I want to share some facts with the House. Honduras is widely considered to be the murder capital of the world, with a record 7,172 homicides in 2012. Twenty-three journalists were killed there in the past three years alone. Just 1% of crimes are investigated by police. This means that there are 7,172 homicides in a year and only 1% of these crimes are probably investigated by the police. Journalists live in constant fear.

I am pleased that we are not supporting this free trade agreement because it is not a good agreement. As a democratic country, Canada should not support a country that allows such things to go on within its borders. I am proud not to support this agreement. I would like to ask the member how he can morally and ethically support it.

Canada-Honduras Economic Growth and Prosperity Act March 6th, 2014

Mr. Speaker, I will get straight to my question. The Conservative member said that there were a lot of poor people in Honduras and that this agreement would help them. However, we know that there is a huge disparity between the rich and the poor. My concern is that this agreement will make the rich richer and the poor poorer. The government has not implemented any measures to prevent that from happening. I would like to hear my colleague comment on that.

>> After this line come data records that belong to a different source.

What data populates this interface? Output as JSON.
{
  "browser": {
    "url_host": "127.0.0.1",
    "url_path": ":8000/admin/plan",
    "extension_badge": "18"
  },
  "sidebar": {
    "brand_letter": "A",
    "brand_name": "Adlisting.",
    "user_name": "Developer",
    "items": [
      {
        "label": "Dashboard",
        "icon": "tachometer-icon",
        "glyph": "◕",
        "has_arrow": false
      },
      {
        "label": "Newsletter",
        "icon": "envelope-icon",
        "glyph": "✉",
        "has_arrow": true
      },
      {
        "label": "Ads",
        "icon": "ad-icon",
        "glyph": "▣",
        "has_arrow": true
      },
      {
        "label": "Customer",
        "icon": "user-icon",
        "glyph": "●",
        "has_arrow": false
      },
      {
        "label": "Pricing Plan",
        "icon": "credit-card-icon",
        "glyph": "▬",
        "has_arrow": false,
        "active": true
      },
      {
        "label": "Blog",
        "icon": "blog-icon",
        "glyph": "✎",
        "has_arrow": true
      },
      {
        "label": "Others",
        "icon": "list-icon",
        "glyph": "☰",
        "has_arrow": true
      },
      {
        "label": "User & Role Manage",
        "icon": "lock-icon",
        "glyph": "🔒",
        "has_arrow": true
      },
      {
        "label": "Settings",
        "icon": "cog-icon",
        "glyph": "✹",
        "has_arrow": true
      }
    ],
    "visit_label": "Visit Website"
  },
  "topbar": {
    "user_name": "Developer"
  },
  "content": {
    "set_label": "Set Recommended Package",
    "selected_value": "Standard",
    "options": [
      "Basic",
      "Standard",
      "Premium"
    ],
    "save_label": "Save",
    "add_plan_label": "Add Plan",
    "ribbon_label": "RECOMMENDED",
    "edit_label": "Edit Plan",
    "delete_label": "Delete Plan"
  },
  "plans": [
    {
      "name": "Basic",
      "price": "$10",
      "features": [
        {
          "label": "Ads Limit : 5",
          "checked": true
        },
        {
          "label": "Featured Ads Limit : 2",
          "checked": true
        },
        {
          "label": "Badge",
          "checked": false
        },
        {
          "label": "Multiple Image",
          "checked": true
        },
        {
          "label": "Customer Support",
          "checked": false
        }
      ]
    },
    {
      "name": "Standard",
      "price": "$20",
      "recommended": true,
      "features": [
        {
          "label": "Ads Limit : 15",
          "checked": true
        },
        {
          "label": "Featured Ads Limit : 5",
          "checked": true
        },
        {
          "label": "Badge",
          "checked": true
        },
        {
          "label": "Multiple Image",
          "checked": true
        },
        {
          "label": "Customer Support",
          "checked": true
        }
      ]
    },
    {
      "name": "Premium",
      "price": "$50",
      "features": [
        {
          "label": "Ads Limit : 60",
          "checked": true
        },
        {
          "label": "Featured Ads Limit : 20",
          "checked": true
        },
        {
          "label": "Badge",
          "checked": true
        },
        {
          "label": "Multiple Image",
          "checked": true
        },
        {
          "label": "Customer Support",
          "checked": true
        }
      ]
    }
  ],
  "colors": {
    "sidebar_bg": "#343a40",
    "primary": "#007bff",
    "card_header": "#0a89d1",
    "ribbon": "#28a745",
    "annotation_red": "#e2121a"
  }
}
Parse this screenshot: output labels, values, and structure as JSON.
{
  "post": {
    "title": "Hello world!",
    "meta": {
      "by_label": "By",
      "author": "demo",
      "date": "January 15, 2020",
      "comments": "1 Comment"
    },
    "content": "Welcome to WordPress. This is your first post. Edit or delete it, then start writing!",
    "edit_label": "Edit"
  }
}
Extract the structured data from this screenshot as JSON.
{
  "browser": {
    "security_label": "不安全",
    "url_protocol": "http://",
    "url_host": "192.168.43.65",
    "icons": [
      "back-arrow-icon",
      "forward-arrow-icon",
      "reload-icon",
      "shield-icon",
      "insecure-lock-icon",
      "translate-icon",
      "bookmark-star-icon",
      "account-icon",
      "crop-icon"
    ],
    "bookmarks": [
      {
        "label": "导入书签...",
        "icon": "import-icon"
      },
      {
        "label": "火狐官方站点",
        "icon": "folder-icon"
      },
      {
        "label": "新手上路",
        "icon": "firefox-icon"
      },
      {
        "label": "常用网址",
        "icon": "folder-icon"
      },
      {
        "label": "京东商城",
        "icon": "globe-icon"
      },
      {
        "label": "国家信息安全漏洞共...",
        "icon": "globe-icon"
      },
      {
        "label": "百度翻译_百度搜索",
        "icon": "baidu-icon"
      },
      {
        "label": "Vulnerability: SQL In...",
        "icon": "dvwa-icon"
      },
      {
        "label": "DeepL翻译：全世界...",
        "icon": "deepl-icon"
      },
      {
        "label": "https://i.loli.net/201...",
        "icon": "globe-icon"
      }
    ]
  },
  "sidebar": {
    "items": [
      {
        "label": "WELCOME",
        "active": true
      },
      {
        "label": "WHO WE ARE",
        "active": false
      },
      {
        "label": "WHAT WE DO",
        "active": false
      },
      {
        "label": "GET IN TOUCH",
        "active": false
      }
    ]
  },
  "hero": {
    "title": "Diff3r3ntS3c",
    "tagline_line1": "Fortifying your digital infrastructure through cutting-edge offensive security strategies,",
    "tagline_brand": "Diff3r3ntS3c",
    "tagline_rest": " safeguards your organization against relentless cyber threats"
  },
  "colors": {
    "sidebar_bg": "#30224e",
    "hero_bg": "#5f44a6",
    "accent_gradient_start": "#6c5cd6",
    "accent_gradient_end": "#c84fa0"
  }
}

An Act to amend the Access to Information Act (transparency and duty to document) March 5th, 2014

Mr. Speaker, I will be brief because I do not have much time.

I would like to congratulate my colleague on his initiative. The Access to Information Act is extremely outdated. We have been suggesting changes for a long time, but nobody has done anything. Today our colleague wants us to take action.

I was disgusted when I heard the parliamentary secretary say that the bill had quite a few problems. After all, it was copied right from the Conservative platform. He might as well have been commenting on the Conservatives' commitments and their promises to Canadians.

The Conservatives should keep the promises they made to Canadians in the hopes of getting elected. They should support my colleague's bill. Numerous experts, including the Information Commissioner, Suzanne Legault, who is doing an excellent job, have asked the government to update the law because it is outdated.

An Act to amend the Access to Information Act (transparency and duty to document) March 5th, 2014

Mr. Speaker, I would like to congratulate my colleague on this wonderful bill, which comes at a critical time, since this Conservative government is showing an increasing lack of transparency.

A Montreal Gazette editorial quotes the Prime Minister. I would like to read what he had to say.

Before the Prime Minister came to power, he said:

Information is the lifeblood of a democracy. Without adequate access to key information about government policies and programs, citizens and parliamentarians cannot make informed decisions and incompetent or corrupt governments can be hidden under a cloak of secrecy.

He said those words when he was the opposition leader, but his government has done exactly the opposite.

Why does the member think the government has taken so long to fulfill its promises? Can he also comment on whether government members are disappointed when they look at the promises that were made and the plan for 2014?

Canada Post February 27th, 2014

Mr. Speaker, the suburbs north of Montreal are among the first to lose home mail delivery.

Back home, the city of Sainte-Anne-des-Plaines adopted a resolution demanding to be consulted before any changes are made to its postal service.

The city of Terrebonne is concerned about having community mailboxes in its historic downtown. It fears that this will detract from the charm and heritage of Old Terrebonne.

Will the minister promise to consult the municipalities and consider other solutions before imposing draconian changes on the postal service?